**What the exercise asks:** Wherever the word "החשבון" occurs in the listing below, copy that whole line.

**Recorded data:**
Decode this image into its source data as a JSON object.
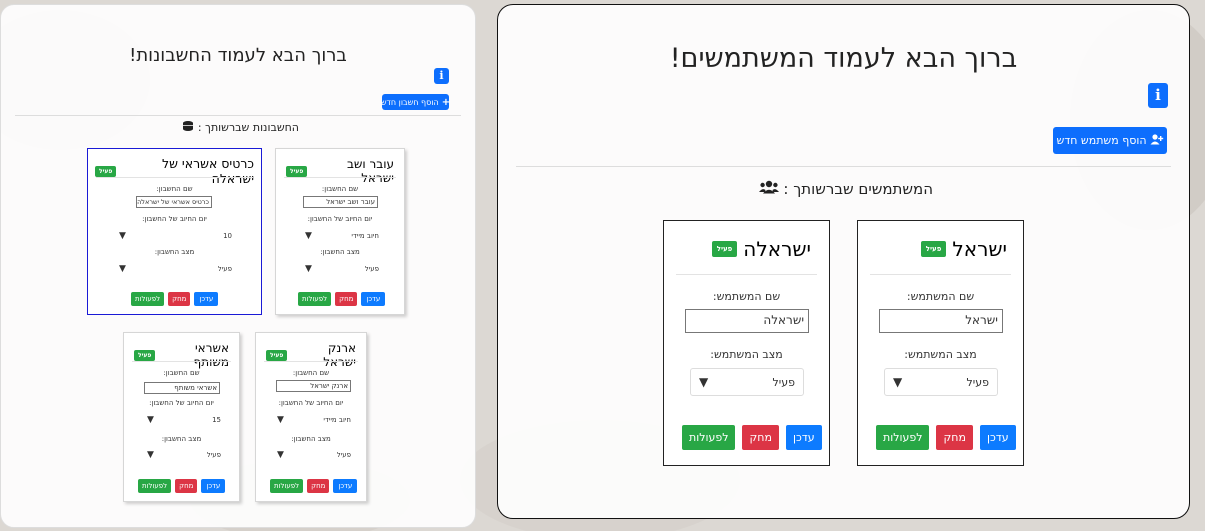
{
  "accounts_page": {
    "title": "ברוך הבא לעמוד החשבונות!",
    "info_glyph": "i",
    "add_button": "הוסף חשבון חדש",
    "section_title": "החשבונות שברשותך :",
    "labels": {
      "name": "שם החשבון:",
      "charge_day": "יום החיוב של החשבון:",
      "status": "מצב החשבון:"
    },
    "cards": [
      {
        "title": "עובר ושב ישראל",
        "badge": "פעיל",
        "name_value": "עובר ושב ישראל",
        "charge_value": "חיוב מיידי",
        "status_value": "פעיל",
        "edit": "עדכן",
        "delete": "מחק",
        "actions": "לפעולות"
      },
      {
        "title": "כרטיס אשראי של ישראלה",
        "badge": "פעיל",
        "name_value": "כרטיס אשראי של ישראלה",
        "charge_value": "10",
        "status_value": "פעיל",
        "edit": "עדכן",
        "delete": "מחק",
        "actions": "לפעולות"
      },
      {
        "title": "ארנק ישראל",
        "badge": "פעיל",
        "name_value": "ארנק ישראל",
        "charge_value": "חיוב מיידי",
        "status_value": "פעיל",
        "edit": "עדכן",
        "delete": "מחק",
        "actions": "לפעולות"
      },
      {
        "title": "אשראי משותף",
        "badge": "פעיל",
        "name_value": "אשראי משותף",
        "charge_value": "15",
        "status_value": "פעיל",
        "edit": "עדכן",
        "delete": "מחק",
        "actions": "לפעולות"
      }
    ]
  },
  "users_page": {
    "title": "ברוך הבא לעמוד המשתמשים!",
    "info_glyph": "i",
    "add_button": "הוסף משתמש חדש",
    "section_title": "המשתמשים שברשותך :",
    "labels": {
      "name": "שם המשתמש:",
      "status": "מצב המשתמש:"
    },
    "cards": [
      {
        "title": "ישראל",
        "badge": "פעיל",
        "name_value": "ישראל",
        "status_value": "פעיל",
        "edit": "עדכן",
        "delete": "מחק",
        "actions": "לפעולות"
      },
      {
        "title": "ישראלה",
        "badge": "פעיל",
        "name_value": "ישראלה",
        "status_value": "פעיל",
        "edit": "עדכן",
        "delete": "מחק",
        "actions": "לפעולות"
      }
    ]
  },
  "icons": {
    "info": "info-icon",
    "add_account": "plus-icon",
    "add_user": "user-plus-icon",
    "coins": "coins-icon",
    "users": "users-icon",
    "dropdown": "chevron-down-icon"
  },
  "colors": {
    "primary": "#0d6efd",
    "danger": "#dc3545",
    "success": "#28a745",
    "selected_border": "#1a1ad6"
  }
}
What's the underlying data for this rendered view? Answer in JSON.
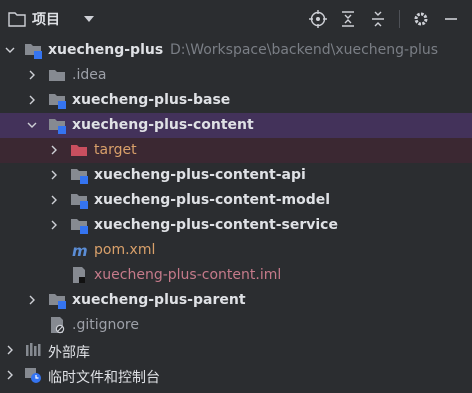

**Exercise output:**
      "name": "שם החשבון:",
      "charge_day": "יום החיוב של החשבון:",
      "status": "מצב החשבון:"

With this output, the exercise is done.